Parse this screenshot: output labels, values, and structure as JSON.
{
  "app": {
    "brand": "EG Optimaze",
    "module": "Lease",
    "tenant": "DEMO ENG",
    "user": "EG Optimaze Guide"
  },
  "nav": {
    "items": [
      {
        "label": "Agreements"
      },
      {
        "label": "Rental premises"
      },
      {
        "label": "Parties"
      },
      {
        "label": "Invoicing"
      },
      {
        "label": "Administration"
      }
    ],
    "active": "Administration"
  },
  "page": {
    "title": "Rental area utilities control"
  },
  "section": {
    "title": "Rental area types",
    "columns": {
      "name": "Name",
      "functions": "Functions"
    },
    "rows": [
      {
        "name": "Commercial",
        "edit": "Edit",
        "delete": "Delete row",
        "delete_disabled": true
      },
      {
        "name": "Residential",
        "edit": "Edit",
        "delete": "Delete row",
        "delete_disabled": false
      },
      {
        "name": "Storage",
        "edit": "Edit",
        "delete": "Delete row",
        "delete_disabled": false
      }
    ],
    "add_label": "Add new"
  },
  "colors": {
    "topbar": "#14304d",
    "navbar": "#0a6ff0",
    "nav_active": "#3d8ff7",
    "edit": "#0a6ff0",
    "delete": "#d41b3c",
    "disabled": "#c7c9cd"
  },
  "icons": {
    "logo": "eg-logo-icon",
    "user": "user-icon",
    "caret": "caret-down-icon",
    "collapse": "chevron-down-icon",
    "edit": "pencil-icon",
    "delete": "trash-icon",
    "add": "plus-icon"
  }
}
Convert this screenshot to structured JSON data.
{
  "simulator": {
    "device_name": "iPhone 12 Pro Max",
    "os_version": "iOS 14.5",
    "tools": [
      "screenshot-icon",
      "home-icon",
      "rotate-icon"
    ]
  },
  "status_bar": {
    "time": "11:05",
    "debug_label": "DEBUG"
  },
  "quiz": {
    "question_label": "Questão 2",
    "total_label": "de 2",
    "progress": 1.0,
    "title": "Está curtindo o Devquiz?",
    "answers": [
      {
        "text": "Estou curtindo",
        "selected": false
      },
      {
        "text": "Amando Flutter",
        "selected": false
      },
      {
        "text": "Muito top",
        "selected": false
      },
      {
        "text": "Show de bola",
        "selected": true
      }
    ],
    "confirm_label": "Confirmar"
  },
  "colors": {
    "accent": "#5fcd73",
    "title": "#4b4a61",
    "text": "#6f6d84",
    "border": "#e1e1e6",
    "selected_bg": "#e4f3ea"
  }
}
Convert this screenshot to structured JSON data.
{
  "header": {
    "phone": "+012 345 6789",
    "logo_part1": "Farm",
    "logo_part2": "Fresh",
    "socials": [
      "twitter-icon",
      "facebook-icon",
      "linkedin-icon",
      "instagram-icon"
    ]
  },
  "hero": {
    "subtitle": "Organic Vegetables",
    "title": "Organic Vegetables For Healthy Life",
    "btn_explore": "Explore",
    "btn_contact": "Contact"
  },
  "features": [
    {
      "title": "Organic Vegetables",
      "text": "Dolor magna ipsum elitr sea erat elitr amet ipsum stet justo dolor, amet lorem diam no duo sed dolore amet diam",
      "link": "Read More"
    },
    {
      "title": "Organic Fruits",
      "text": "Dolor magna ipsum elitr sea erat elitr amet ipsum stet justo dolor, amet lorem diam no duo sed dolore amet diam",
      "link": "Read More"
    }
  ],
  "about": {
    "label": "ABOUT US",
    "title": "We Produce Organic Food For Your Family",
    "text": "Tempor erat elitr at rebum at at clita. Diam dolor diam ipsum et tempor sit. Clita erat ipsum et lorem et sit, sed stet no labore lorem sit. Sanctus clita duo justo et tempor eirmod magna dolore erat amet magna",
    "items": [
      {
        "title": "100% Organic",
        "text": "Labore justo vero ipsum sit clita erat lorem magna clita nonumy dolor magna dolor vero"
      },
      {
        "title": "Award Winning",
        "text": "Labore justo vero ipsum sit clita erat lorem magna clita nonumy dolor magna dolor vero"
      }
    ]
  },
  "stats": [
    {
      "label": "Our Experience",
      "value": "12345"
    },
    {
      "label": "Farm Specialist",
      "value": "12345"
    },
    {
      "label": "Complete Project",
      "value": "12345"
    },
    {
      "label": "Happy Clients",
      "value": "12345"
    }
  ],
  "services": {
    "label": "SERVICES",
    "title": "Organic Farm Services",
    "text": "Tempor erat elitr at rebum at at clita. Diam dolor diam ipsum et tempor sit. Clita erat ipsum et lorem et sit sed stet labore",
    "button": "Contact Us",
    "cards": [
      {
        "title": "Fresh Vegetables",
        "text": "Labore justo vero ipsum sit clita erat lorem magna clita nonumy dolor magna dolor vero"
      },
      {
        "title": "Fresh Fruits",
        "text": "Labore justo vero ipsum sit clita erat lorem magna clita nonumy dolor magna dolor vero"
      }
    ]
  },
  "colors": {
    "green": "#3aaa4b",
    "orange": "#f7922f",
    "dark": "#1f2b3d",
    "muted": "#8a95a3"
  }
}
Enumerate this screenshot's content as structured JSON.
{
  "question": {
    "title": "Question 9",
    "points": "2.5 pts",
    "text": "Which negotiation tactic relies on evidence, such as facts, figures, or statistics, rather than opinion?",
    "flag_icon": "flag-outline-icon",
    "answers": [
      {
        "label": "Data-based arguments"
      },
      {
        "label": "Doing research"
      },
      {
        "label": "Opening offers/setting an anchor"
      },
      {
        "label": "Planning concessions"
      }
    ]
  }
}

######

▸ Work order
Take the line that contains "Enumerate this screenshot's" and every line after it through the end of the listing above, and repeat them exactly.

▸ Your solution
Enumerate this screenshot's content as structured JSON.
{
  "question": {
    "title": "Question 9",
    "points": "2.5 pts",
    "text": "Which negotiation tactic relies on evidence, such as facts, figures, or statistics, rather than opinion?",
    "flag_icon": "flag-outline-icon",
    "answers": [
      {
        "label": "Data-based arguments"
      },
      {
        "label": "Doing research"
      },
      {
        "label": "Opening offers/setting an anchor"
      },
      {
        "label": "Planning concessions"
      }
    ]
  }
}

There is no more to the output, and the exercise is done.